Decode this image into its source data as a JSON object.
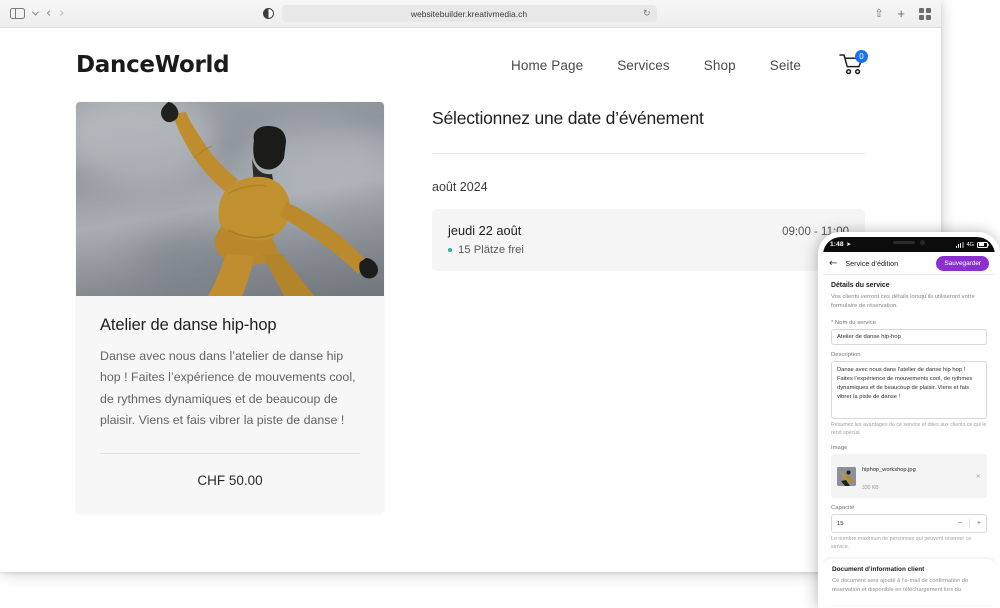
{
  "browser": {
    "url": "websitebuilder.kreativmedia.ch",
    "sidebar_icon": "sidebar-toggle-icon",
    "back_label": "‹",
    "forward_label": "›",
    "reload_label": "↻",
    "share_label": "⇧",
    "newtab_label": "+",
    "tabs_label": "tab-overview-icon"
  },
  "site": {
    "brand": "DanceWorld",
    "nav": [
      {
        "label": "Home Page"
      },
      {
        "label": "Services"
      },
      {
        "label": "Shop"
      },
      {
        "label": "Seite"
      }
    ],
    "cart": {
      "badge": "0"
    },
    "product": {
      "title": "Atelier de danse hip-hop",
      "description": "Danse avec nous dans l’atelier de danse hip hop ! Faites l’expérience de mouvements cool, de rythmes dynamiques et de beaucoup de plaisir. Viens et fais vibrer la piste de danse !",
      "price": "CHF 50.00"
    },
    "booking": {
      "title": "Sélectionnez une date d’événement",
      "month": "août 2024",
      "slots": [
        {
          "date": "jeudi 22 août",
          "time": "09:00 - 11:00",
          "availability": "15 Plätze frei"
        }
      ]
    }
  },
  "phone": {
    "status": {
      "time": "1:48",
      "location_icon": "➤",
      "network": "4G"
    },
    "appbar": {
      "back_icon": "←",
      "title": "Service d’édition",
      "save_label": "Sauvegarder"
    },
    "form": {
      "section_title": "Détails du service",
      "section_sub": "Vos clients verront ces détails lorsqu’ils utiliseront votre formulaire de réservation.",
      "name_label": "* Nom du service",
      "name_value": "Atelier de danse hip-hop",
      "description_label": "Description",
      "description_value": "Danse avec nous dans l’atelier de danse hip hop ! Faites l’expérience de mouvements cool, de rythmes dynamiques et de beaucoup de plaisir. Viens et fais vibrer la piste de danse !",
      "description_helper": "Résumez les avantages de ce service et dites aux clients ce qui le rend spécial.",
      "image_label": "Image",
      "image_name": "hiphop_workshop.jpg",
      "image_size": "330 KB",
      "image_remove": "×",
      "capacity_label": "Capacité",
      "capacity_value": "15",
      "capacity_minus": "−",
      "capacity_plus": "+",
      "capacity_helper": "Le nombre maximum de personnes qui peuvent réserver ce service.",
      "doc_title": "Document d’information client",
      "doc_sub": "Ce document sera ajouté à l’e-mail de confirmation de réservation et disponible en téléchargement lors du"
    }
  },
  "colors": {
    "accent_purple": "#8B2FD0",
    "cart_badge_blue": "#1a73e8",
    "availability_teal": "#2ab0a3"
  }
}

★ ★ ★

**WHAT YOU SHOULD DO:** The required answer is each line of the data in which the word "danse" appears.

**SOLVED PROBLEM:**
      "title": "Atelier de danse hip-hop",
      "description": "Danse avec nous dans l’atelier de danse hip hop ! Faites l’expérience de mouvements cool, de rythmes dynamiques et de beaucoup de plaisir. Viens et fais vibrer la piste de danse !",
      "name_value": "Atelier de danse hip-hop",
      "description_value": "Danse avec nous dans l’atelier de danse hip hop ! Faites l’expérience de mouvements cool, de rythmes dynamiques et de beaucoup de plaisir. Viens et fais vibrer la piste de danse !",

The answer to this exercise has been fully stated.